[Extracted records]
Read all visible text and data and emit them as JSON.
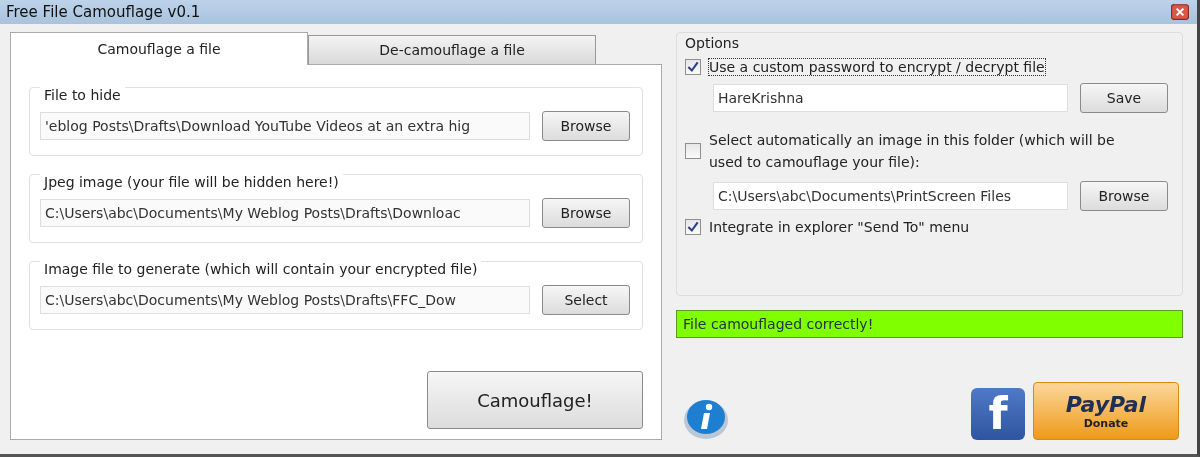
{
  "window": {
    "title": "Free File Camouflage v0.1"
  },
  "tabs": [
    {
      "label": "Camouflage a file",
      "selected": true
    },
    {
      "label": "De-camouflage a file",
      "selected": false
    }
  ],
  "file_groups": [
    {
      "label": "File to hide",
      "value": "'eblog Posts\\Drafts\\Download YouTube Videos at an extra hig",
      "button": "Browse"
    },
    {
      "label": "Jpeg image (your file will be hidden here!)",
      "value": "C:\\Users\\abc\\Documents\\My Weblog Posts\\Drafts\\Downloac",
      "button": "Browse"
    },
    {
      "label": "Image file to generate (which will contain your encrypted file)",
      "value": "C:\\Users\\abc\\Documents\\My Weblog Posts\\Drafts\\FFC_Dow",
      "button": "Select"
    }
  ],
  "camouflage_button": "Camouflage!",
  "options": {
    "title": "Options",
    "password": {
      "label": "Use a custom password to encrypt / decrypt file",
      "checked": true,
      "value": "HareKrishna",
      "button": "Save"
    },
    "auto_image": {
      "label": "Select automatically an image in this folder (which will be used to camouflage your file):",
      "checked": false,
      "value": "C:\\Users\\abc\\Documents\\PrintScreen Files",
      "button": "Browse"
    },
    "send_to": {
      "label": "Integrate in explorer \"Send To\" menu",
      "checked": true
    }
  },
  "status": {
    "text": "File camouflaged correctly!",
    "color": "#80ff00"
  },
  "facebook_button": {
    "label": "f"
  },
  "paypal_button": {
    "label": "PayPal",
    "sublabel": "Donate"
  }
}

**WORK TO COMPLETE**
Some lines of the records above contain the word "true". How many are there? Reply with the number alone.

**ANSWER TO THIS PROBLEM**
3